Show every line in the records below that contains the word "title".

══════════════════════════════

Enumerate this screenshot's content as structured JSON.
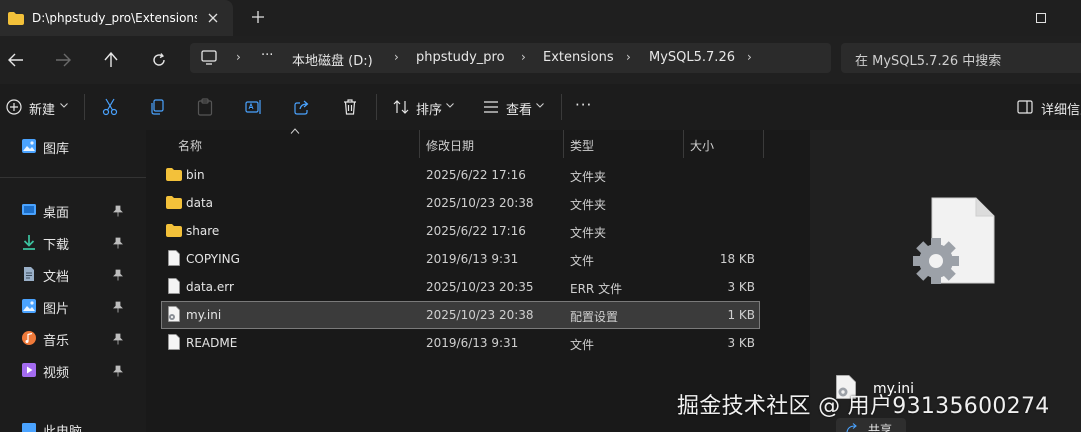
{
  "tab": {
    "title": "D:\\phpstudy_pro\\Extensions\\M"
  },
  "breadcrumb": {
    "items": [
      "本地磁盘 (D:)",
      "phpstudy_pro",
      "Extensions",
      "MySQL5.7.26"
    ],
    "more": "···"
  },
  "search": {
    "placeholder": "在 MySQL5.7.26 中搜索"
  },
  "commandbar": {
    "new_label": "新建",
    "sort_label": "排序",
    "view_label": "查看",
    "details_label": "详细信息",
    "more": "···"
  },
  "sidebar": {
    "top": {
      "label": "图库",
      "icon": "gallery-icon"
    },
    "items": [
      {
        "label": "桌面",
        "icon": "desktop-icon",
        "color": "#4aa3ff"
      },
      {
        "label": "下载",
        "icon": "download-icon",
        "color": "#3cc3a0"
      },
      {
        "label": "文档",
        "icon": "document-icon",
        "color": "#9ab0c8"
      },
      {
        "label": "图片",
        "icon": "picture-icon",
        "color": "#4aa3ff"
      },
      {
        "label": "音乐",
        "icon": "music-icon",
        "color": "#f07a3a"
      },
      {
        "label": "视频",
        "icon": "video-icon",
        "color": "#a36bf0"
      }
    ],
    "bottom": {
      "label": "此电脑"
    }
  },
  "columns": {
    "name": "名称",
    "date": "修改日期",
    "type": "类型",
    "size": "大小"
  },
  "files": [
    {
      "name": "bin",
      "date": "2025/6/22 17:16",
      "type": "文件夹",
      "size": "",
      "kind": "folder"
    },
    {
      "name": "data",
      "date": "2025/10/23 20:38",
      "type": "文件夹",
      "size": "",
      "kind": "folder"
    },
    {
      "name": "share",
      "date": "2025/6/22 17:16",
      "type": "文件夹",
      "size": "",
      "kind": "folder"
    },
    {
      "name": "COPYING",
      "date": "2019/6/13 9:31",
      "type": "文件",
      "size": "18 KB",
      "kind": "file"
    },
    {
      "name": "data.err",
      "date": "2025/10/23 20:35",
      "type": "ERR 文件",
      "size": "3 KB",
      "kind": "file"
    },
    {
      "name": "my.ini",
      "date": "2025/10/23 20:38",
      "type": "配置设置",
      "size": "1 KB",
      "kind": "ini",
      "selected": true
    },
    {
      "name": "README",
      "date": "2019/6/13 9:31",
      "type": "文件",
      "size": "3 KB",
      "kind": "file"
    }
  ],
  "preview": {
    "filename": "my.ini",
    "share_label": "共享"
  },
  "watermark": "掘金技术社区 @ 用户93135600274",
  "colors": {
    "folder": "#f3c13a",
    "accent": "#4aa3ff"
  }
}
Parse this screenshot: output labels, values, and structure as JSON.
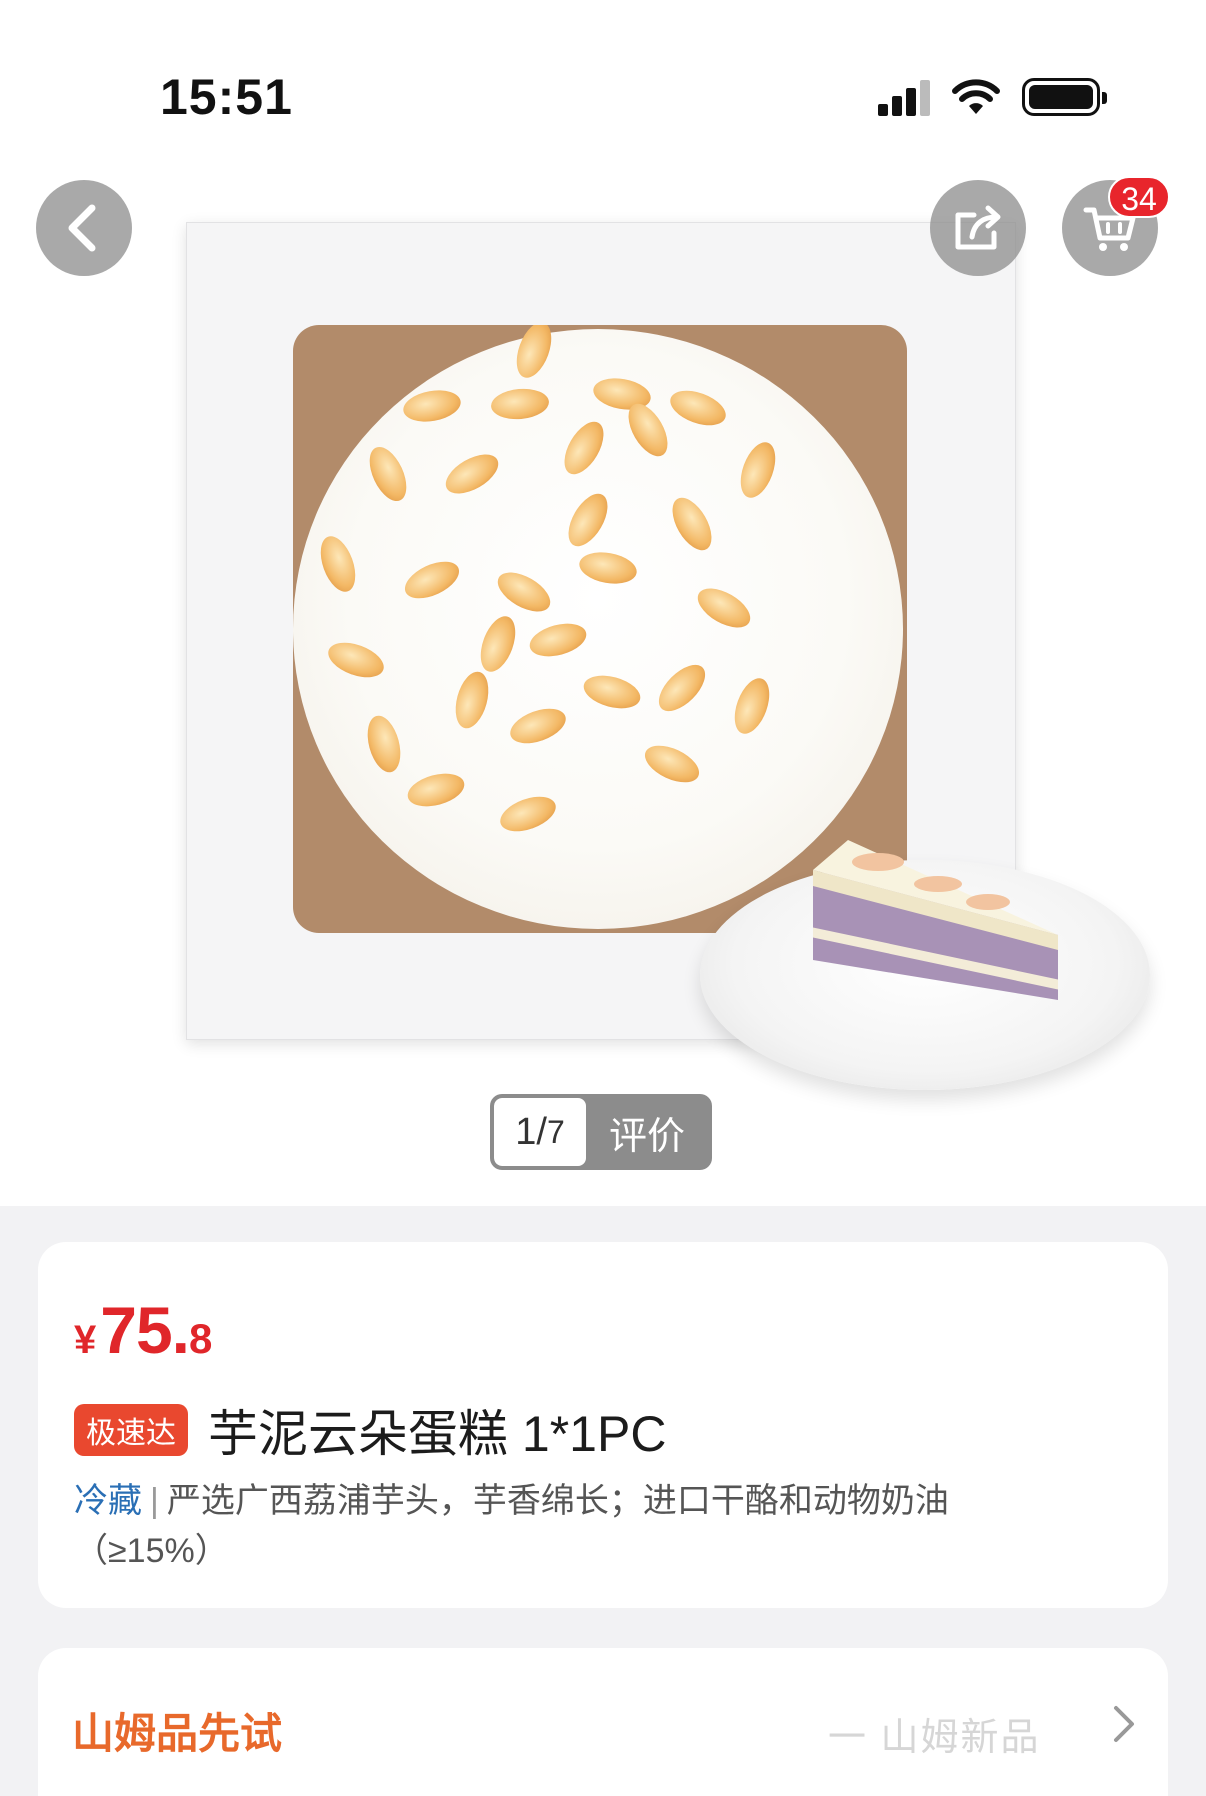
{
  "status_bar": {
    "time": "15:51",
    "icons": [
      "cellular-signal-icon",
      "wifi-icon",
      "battery-icon"
    ]
  },
  "header": {
    "back_icon": "chevron-left-icon",
    "share_icon": "share-icon",
    "cart_icon": "cart-icon",
    "cart_badge": "34"
  },
  "gallery": {
    "counter_current": "1",
    "counter_total": "7",
    "review_label": "评价"
  },
  "product": {
    "price_currency": "¥",
    "price_integer": "75.",
    "price_decimal": "8",
    "express_tag": "极速达",
    "title": "芋泥云朵蛋糕 1*1PC",
    "storage": "冷藏",
    "separator": "|",
    "description": "严选广西荔浦芋头，芋香绵长；进口干酪和动物奶油（≥15%）"
  },
  "trial": {
    "title": "山姆品先试",
    "faded_text": "一 山姆新品"
  },
  "colors": {
    "price_red": "#e0262a",
    "badge_red": "#e8252c",
    "express_orange": "#e9482f",
    "trial_orange": "#e8692b",
    "storage_blue": "#2a6fb5"
  }
}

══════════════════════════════

Solution to the problem
    "title": "D:\\phpstudy_pro\\Extensions\\M"
    "title": "芋泥云朵蛋糕 1*1PC",
    "title": "山姆品先试",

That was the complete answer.